Independent power producers aren’t immune to unpredictable natural gas prices. Jack A. Fusco, CEO and president of Calpine, said that 2013 gas futures prices suggest some continued coal-to-gas switching in the East, but probably none at all in Texas. As a result, the strong showing by the company’s natural gas–fired generating assets in 2012 seems unlikely to be repeated this year.

1. Coal has competition. Coal for electric power generation is expected to regain some of the market share it gave up to natural gas in 2012. It’s clear, however, that for much of the past decade, natural gas has been clawing away at coal’s market dominance. Source: EIA, Short-Term Energy Outlook, November 2012.

Coal Markets Poised for Improvement

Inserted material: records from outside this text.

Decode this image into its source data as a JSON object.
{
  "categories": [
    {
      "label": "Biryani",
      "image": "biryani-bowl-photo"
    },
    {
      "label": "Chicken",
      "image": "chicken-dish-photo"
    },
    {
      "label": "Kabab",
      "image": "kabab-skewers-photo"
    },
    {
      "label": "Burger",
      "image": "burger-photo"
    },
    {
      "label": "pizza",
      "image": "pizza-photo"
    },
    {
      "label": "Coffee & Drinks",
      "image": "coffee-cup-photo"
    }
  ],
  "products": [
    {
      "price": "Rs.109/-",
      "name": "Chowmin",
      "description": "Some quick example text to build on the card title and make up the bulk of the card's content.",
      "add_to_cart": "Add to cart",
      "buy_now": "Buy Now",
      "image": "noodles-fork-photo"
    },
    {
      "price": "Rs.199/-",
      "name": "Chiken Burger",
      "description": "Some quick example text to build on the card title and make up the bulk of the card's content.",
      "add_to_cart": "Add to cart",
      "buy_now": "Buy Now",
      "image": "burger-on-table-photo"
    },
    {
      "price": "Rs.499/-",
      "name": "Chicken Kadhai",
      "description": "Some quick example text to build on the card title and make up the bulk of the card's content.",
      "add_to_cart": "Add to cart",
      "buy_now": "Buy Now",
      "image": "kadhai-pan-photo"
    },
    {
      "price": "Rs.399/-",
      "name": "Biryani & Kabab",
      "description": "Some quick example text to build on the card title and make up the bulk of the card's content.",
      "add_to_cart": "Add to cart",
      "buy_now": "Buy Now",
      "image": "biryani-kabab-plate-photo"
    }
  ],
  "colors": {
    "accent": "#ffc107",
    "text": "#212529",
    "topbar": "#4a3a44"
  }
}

All totaled, coal use for power generation was on track to fall by around 120 million tons in 2012, according to Peabody Energy. Most of that decline—some 100 million tons—took place during the first half of the year, when natural gas enjoyed its greatest price competitiveness. Since then, natural gas prices have shown “robust” price increases, said Gregory Boyce, Peabody CEO. What’s more, below-average weekly gas storage injections, prompt gas prices above $3.50/MMBtu, and forward strip prices above $4 all were “favorable” for demand for Powder River Basin and Illinois Basin coal, he said (Figure 2).

2. Coal consumption rises. Domestic coal consumption used for power generation is expected to rebound in 2013, regaining almost half of the production lost in 2012. Source: EIA Short Term Energy Outlook, November 2012

John Eaves, president and CEO of Arch Coal, said a near-normal 2012–2013 winter could lead to a “sizable step down in coal stockpiles” and “meaningful gas-to-coal switching.” The St. Louis–based company remained cautious early in the fourth quarter, however, and planned to manage through a “potentially challenging” 2013. Next year and beyond, Arch expects an improvement in domestic coal markets. For one thing, Arch estimates that 45 GW of coal generating capacity could be retired by 2018. Much of that capacity represents the coal fleet’s smallest and least efficient units, which are already running at low levels. Eaves said those plants were on track to burn 40 million tons of coal in 2012, down from 75 million tons in 2010. “Any incremental negative impact from these potential coal plant retirements is likely to be modest,” he said.

Eaves said the lost consumption could be offset by rising utilization at the remaining 280 GW of installed coal-fueled capacity. “Collectively, the remaining coal plants are running below a 60% utilization rate,” he said in late October. “As U.S. power load grows, it’s reasonable to assume that the underutilized coal units could pick up that incremental burn lost from the retired plants.”

David Wagman is executive editor of POWER.